Huang Yao Retrospective

Showcasing over 60 works including calligraphy, calligraphic paintings, abstract paintings, traditional landscapes, folk art and cartoons by the late artist

Singapore Art Museum Press Release

Opens Friday 13 July 2001 Till 2 September 2001
(Galleries 5,6,7 & 8, Singapore Art Museum)

  (9 July 2001) Singapore Art Museum presents a retrospective exhibition, featuring the works by the late artist, Huang Yao (1914 - 1987), who was a multi-talented artist, and an accomplished scholar, educator and cartoonist. The Guest of Honour of the exhibition is Minister of State for Information & The Arts and Defence, Mr David T E Lim, who will receive the donation on behalf of the Singapore Art Museum on 12 July 2001, 6.30pm, Glass Hall at the Singapore Art Museum.

The exhibition will present a diversity of Huang Yao's artistic practices, ranging from manhua (cartoon), calligraphy, traditional landscape, minsuhua (folk art) and his innovation of chuyunshu (reverse writing) style of Chinese calligraphy as well as his experimentation with wenzi hua (calligraphic paintings) that produced abstract forms. This retrospective exhibition will also showcase landscape paintings from the series of 'Scenes of Vietnam', 'Scenes of Thailand' and 'Scenes of Nanyang'. These works incorporated many local subject matters such as the people and cultural aspects in the region (also known as the Nanyang subject matter) that reflects the late artist's strong affiliation with the Nanyang region.

Born in 1914 in Shanghai, Huang Yao began his artistic career as a cartoonist and created the cartoon character Niu bizi, which he was popularly known for, in works he produced during the 1930s. His cartoons were well-received with the moral content of these stories extolling the goodness of human nature and deploring the evilness of situations.
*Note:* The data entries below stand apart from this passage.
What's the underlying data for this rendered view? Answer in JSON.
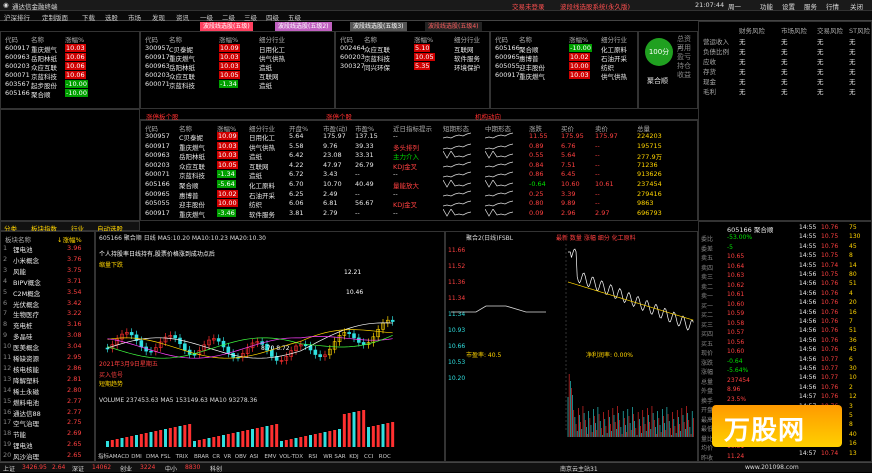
{
  "window": {
    "title": "通达信金融终端",
    "top_right": "交易未登录",
    "notice": "波段线选股系统(永久版)",
    "time": "21:07:44",
    "week": "周一",
    "controls": [
      "功能",
      "设置",
      "服务",
      "行情",
      "关闭"
    ]
  },
  "menu": [
    "沪深排行",
    "定制版面",
    "下载",
    "选股",
    "市场",
    "发现",
    "资讯",
    "一级",
    "二级",
    "三级",
    "四级",
    "五级"
  ],
  "tabs": [
    {
      "label": "波段线选股(五级)",
      "style": "red"
    },
    {
      "label": "波段线选股(五级2)",
      "style": "purple"
    },
    {
      "label": "波段线选股(五级3)",
      "style": "grey"
    },
    {
      "label": "波段线选股(五级4)",
      "style": "dark"
    }
  ],
  "top_panels": [
    {
      "h": [
        "代码",
        "名称",
        "涨幅%"
      ],
      "rows": [
        [
          "600917",
          "重庆燃气",
          "10.03",
          "r"
        ],
        [
          "600963",
          "岳阳林纸",
          "10.06",
          "r"
        ],
        [
          "600203",
          "众应互联",
          "10.06",
          "r"
        ],
        [
          "600071",
          "京蓝科技",
          "10.06",
          "r"
        ],
        [
          "603567",
          "起步股份",
          "-10.00",
          "g"
        ],
        [
          "605166",
          "聚合顺",
          "-10.00",
          "g"
        ]
      ]
    },
    {
      "h": [
        "代码",
        "名称",
        "涨幅%",
        "细分行业"
      ],
      "rows": [
        [
          "300957",
          "C贝泰妮",
          "10.09",
          "日用化工"
        ],
        [
          "600917",
          "重庆燃气",
          "10.03",
          "供气供热"
        ],
        [
          "600963",
          "岳阳林纸",
          "10.03",
          "造纸"
        ],
        [
          "600203",
          "众应互联",
          "10.05",
          "互联网"
        ],
        [
          "600071",
          "京蓝科技",
          "-1.34",
          "造纸"
        ]
      ]
    },
    {
      "h": [
        "代码",
        "名称",
        "涨幅%",
        "细分行业"
      ],
      "rows": [
        [
          "002464",
          "众应互联",
          "5.10",
          "互联网"
        ],
        [
          "600203",
          "京蓝科技",
          "10.05",
          "软件服务"
        ],
        [
          "300327",
          "同兴环保",
          "5.35",
          "环境保护"
        ]
      ]
    },
    {
      "h": [
        "代码",
        "名称",
        "涨幅%",
        "细分行业"
      ],
      "rows": [
        [
          "605166",
          "聚合顺",
          "-10.00",
          "化工原料"
        ],
        [
          "600965",
          "惠博普",
          "10.02",
          "石油开采"
        ],
        [
          "605055",
          "迎丰股份",
          "10.00",
          "纺织"
        ],
        [
          "600917",
          "重庆燃气",
          "10.03",
          "供气供热"
        ]
      ]
    }
  ],
  "account": {
    "capital": "100分",
    "labels": [
      "总资产",
      "可用",
      "盈亏",
      "持仓",
      "收益"
    ],
    "name": "聚合顺"
  },
  "right_panel": {
    "headers": [
      "",
      "财务风险",
      "市场风险",
      "交易风险",
      "ST风险"
    ],
    "rows": [
      [
        "营运收入",
        "无",
        "无",
        "无",
        "无"
      ],
      [
        "负债比例",
        "无",
        "无",
        "无",
        "无"
      ],
      [
        "应收",
        "无",
        "无",
        "无",
        "无"
      ],
      [
        "存货",
        "无",
        "无",
        "无",
        "无"
      ],
      [
        "现金",
        "无",
        "无",
        "无",
        "无"
      ],
      [
        "毛利",
        "无",
        "无",
        "无",
        "无"
      ]
    ]
  },
  "mid_sections": [
    "涨停板个股",
    "涨停个股",
    "所属板块",
    "涨跌比例",
    "机构动向"
  ],
  "main_list": {
    "headers": [
      "代码",
      "名称",
      "涨幅%",
      "细分行业",
      "开盘%",
      "市盈(动)",
      "市盈%",
      "近日指标提示",
      "短期形态",
      "中期形态",
      "涨跌",
      "买价",
      "卖价",
      "总量"
    ],
    "rows": [
      [
        "300957",
        "C贝泰妮",
        "10.09",
        "日用化工",
        "5.64",
        "175.97",
        "137.15",
        "--",
        "",
        "",
        "11.55",
        "175.95",
        "175.97",
        "224203"
      ],
      [
        "600917",
        "重庆燃气",
        "10.03",
        "供气供热",
        "5.58",
        "9.76",
        "39.33",
        "多头排列",
        "",
        "",
        "0.89",
        "6.76",
        "--",
        "195715"
      ],
      [
        "600963",
        "岳阳林纸",
        "10.03",
        "造纸",
        "6.42",
        "23.08",
        "33.31",
        "主力介入",
        "",
        "",
        "0.55",
        "5.64",
        "--",
        "277.9万"
      ],
      [
        "600203",
        "众应互联",
        "10.05",
        "互联网",
        "4.22",
        "47.97",
        "26.79",
        "KDJ金叉",
        "",
        "",
        "0.84",
        "7.51",
        "--",
        "71236"
      ],
      [
        "600071",
        "京蓝科技",
        "-1.34",
        "造纸",
        "6.72",
        "3.43",
        "--",
        "--",
        "",
        "",
        "0.86",
        "6.45",
        "--",
        "913626"
      ],
      [
        "605166",
        "聚合顺",
        "-5.64",
        "化工原料",
        "6.70",
        "10.70",
        "40.49",
        "量能放大",
        "",
        "",
        "-0.64",
        "10.60",
        "10.61",
        "237454"
      ],
      [
        "600965",
        "惠博普",
        "10.02",
        "石油开采",
        "6.25",
        "2.49",
        "--",
        "--",
        "",
        "",
        "0.25",
        "3.39",
        "--",
        "279416"
      ],
      [
        "605055",
        "迎丰股份",
        "10.00",
        "纺织",
        "6.06",
        "6.81",
        "56.67",
        "KDJ金叉",
        "",
        "",
        "0.80",
        "9.89",
        "--",
        "9863"
      ],
      [
        "600917",
        "重庆燃气",
        "-3.46",
        "软件服务",
        "3.81",
        "2.79",
        "--",
        "--",
        "",
        "",
        "0.09",
        "2.96",
        "2.97",
        "696793"
      ]
    ]
  },
  "left_list": {
    "tabs": [
      "分类",
      "板块指数",
      "行业",
      "自动选股"
    ],
    "headers": [
      "板块名称",
      "↓涨幅%"
    ],
    "rows": [
      [
        "锂电池",
        "3.96"
      ],
      [
        "小米概念",
        "3.76"
      ],
      [
        "风能",
        "3.75"
      ],
      [
        "BIPV概念",
        "3.71"
      ],
      [
        "C2M概念",
        "3.54"
      ],
      [
        "光伏概念",
        "3.42"
      ],
      [
        "生物医疗",
        "3.22"
      ],
      [
        "充电桩",
        "3.16"
      ],
      [
        "多晶硅",
        "3.08"
      ],
      [
        "医美概念",
        "3.04"
      ],
      [
        "稀缺资源",
        "2.95"
      ],
      [
        "核电核能",
        "2.86"
      ],
      [
        "降解塑料",
        "2.81"
      ],
      [
        "稀土永磁",
        "2.80"
      ],
      [
        "燃料电池",
        "2.77"
      ],
      [
        "通达信88",
        "2.77"
      ],
      [
        "空气治理",
        "2.75"
      ],
      [
        "节能",
        "2.69"
      ],
      [
        "锂电池",
        "2.65"
      ],
      [
        "风沙治理",
        "2.65"
      ]
    ]
  },
  "kline": {
    "code": "605166",
    "name": "聚合顺",
    "info": "日线 MA5:10.20 MA10:10.23 MA20:10.30",
    "ma_vals": [
      "MA5 10.64",
      "MA10 10.23",
      "MA20 10.21"
    ],
    "price_max": "12.21",
    "price_mid": "10.46",
    "low": "8.70",
    "low2": "8.72",
    "notes": [
      "个人持股率日线持有,股票价格涨到成功点后",
      "缩量下跌"
    ],
    "date": "2021年3月9日星期五",
    "signals": [
      "买入信号",
      "短期趋势"
    ],
    "volume": "VOLUME 237453.63  MA5 153149.63  MA10 93278.36",
    "bottom_tabs": [
      "指标A",
      "MACD",
      "DMI",
      "DMA",
      "FSL",
      "TRIX",
      "BRAR",
      "CR",
      "VR",
      "OBV",
      "ASI",
      "EMV",
      "VOL-TDX",
      "RSI",
      "WR",
      "SAR",
      "KDJ",
      "CCI",
      "ROC"
    ]
  },
  "intraday": {
    "title": "聚合2(日线)FSBL",
    "subtitle": "最新 数量 涨幅 细分 化工原料",
    "left_labels": [
      "11.66",
      "11.52",
      "11.36",
      "11.34",
      "11.34",
      "10.93",
      "10.66",
      "10.53",
      "10.20"
    ],
    "vol_label": "市盈率: 40.5",
    "change": "净利润率: 0.00%"
  },
  "order_book": {
    "code": "605166",
    "name": "聚合顺",
    "labels": [
      "委比",
      "委差",
      "卖五",
      "卖四",
      "卖三",
      "卖二",
      "卖一",
      "买一",
      "买二",
      "买三",
      "买四",
      "买五",
      "现价",
      "涨跌",
      "涨幅",
      "总量",
      "外盘",
      "换手",
      "开盘",
      "最高",
      "最低",
      "量比",
      "均价",
      "昨收"
    ],
    "values": [
      "-53.00%",
      "-5",
      "10.65",
      "10.64",
      "10.63",
      "10.62",
      "10.61",
      "10.60",
      "10.59",
      "10.58",
      "10.57",
      "10.56",
      "10.60",
      "-0.64",
      "-5.64%",
      "237454",
      "8.96",
      "23.5%",
      "10.52",
      "10.70",
      "10.08",
      "1.36",
      "10.31",
      "11.24"
    ],
    "ticks": [
      [
        "14:55",
        "10.76",
        "75"
      ],
      [
        "14:55",
        "10.75",
        "130"
      ],
      [
        "14:55",
        "10.76",
        "45"
      ],
      [
        "14:55",
        "10.75",
        "8"
      ],
      [
        "14:55",
        "10.74",
        "14"
      ],
      [
        "14:56",
        "10.75",
        "80"
      ],
      [
        "14:56",
        "10.76",
        "51"
      ],
      [
        "14:56",
        "10.76",
        "4"
      ],
      [
        "14:56",
        "10.76",
        "20"
      ],
      [
        "14:56",
        "10.76",
        "16"
      ],
      [
        "14:56",
        "10.76",
        "7"
      ],
      [
        "14:56",
        "10.76",
        "51"
      ],
      [
        "14:56",
        "10.76",
        "36"
      ],
      [
        "14:56",
        "10.76",
        "45"
      ],
      [
        "14:56",
        "10.77",
        "6"
      ],
      [
        "14:56",
        "10.77",
        "30"
      ],
      [
        "14:56",
        "10.77",
        "10"
      ],
      [
        "14:56",
        "10.76",
        "2"
      ],
      [
        "14:57",
        "10.76",
        "12"
      ],
      [
        "14:57",
        "10.76",
        "3"
      ],
      [
        "14:57",
        "10.77",
        "5"
      ],
      [
        "14:57",
        "10.75",
        "8"
      ],
      [
        "14:57",
        "10.75",
        "40"
      ],
      [
        "14:57",
        "10.75",
        "16"
      ],
      [
        "14:57",
        "10.74",
        "13"
      ]
    ]
  },
  "status": {
    "items": [
      "上证",
      "3426.95",
      "2.64",
      "深证",
      "14062",
      "创业",
      "3224",
      "中小",
      "8830",
      "科创"
    ],
    "right": "南京云主站31"
  },
  "watermark": {
    "text": "万股网",
    "url": "www.201098.com"
  }
}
Being well-versed in Chinese literature, folklore, calligraphy and paintings, Huang Yao applied his knowledge into his artistic practices, in particular, his invention of the calligraphy painting, wenzi hua - which included subject matters such as the different forms of a Chinese character, idioms and renowned Tang and Song poems, and their eventual transformation into abstract forms. Huang Yao also invented a unique method of calligraphic writing style known as chuyun shu (reverse writing) in the 1950s, where he wrote the calligraphy in a reverse order. The written character was written as it would appear, facing the audience instead of the artist. Huang Yao first demonstrated this when he held talks and gave art demonstrations during one of his exhibitions in Kuala Lumpur.

Says Ms Patricia Ong, curator of the exhibition, on how the exhibition has been curated, "The exhibition features a selection of works from both the donation as well as the private collection of the Huang family. The works have been thematically arranged in sections of calligraphy, calligraphic paintings, abstract paintings, traditional landscapes, scenes of Southeast Asia, paintings of children at play and paintings of flok tales and mythology. The exhibition also presents Huang Yao's literary works, manuscripts and other artefacts which will offer the viewer a glimpse of the late artist's intellectual interest and literary engagement in art history and theory."

Besides his diverse artistic talents, Huang Yao was also an accomplished scholar. His renowned academic publication, Xinma huaren zhi (The History of the Chinese in Malaysia and Singapore) was a detailed account of the traditions, customs and practices of overseas Chinese in this region. The research work for the publication took him 10 years (1956 - 1966) to complete, and the work was written from both a historical and social-geographical perspective. To date, this publication remains an important source of documentation of the life of the overseas Chinese in this region.

Huang Yao left China after the war where he worked in Vietnam, Hong Kong and Thailand before finally settling in Malaysia in 1956. During his residence in Malaysia, he was involved in education work up till his retirement towards end-1973. Since then, he focused most of his time on his artistic practices, where he produced huge volumes of works, especially his body of abstract works and wenzi hua (calligraphic paintings) between 1974 to 1978, after which he moved to Kuala Lumpur and continued with his artistic practices up till his death in 1987.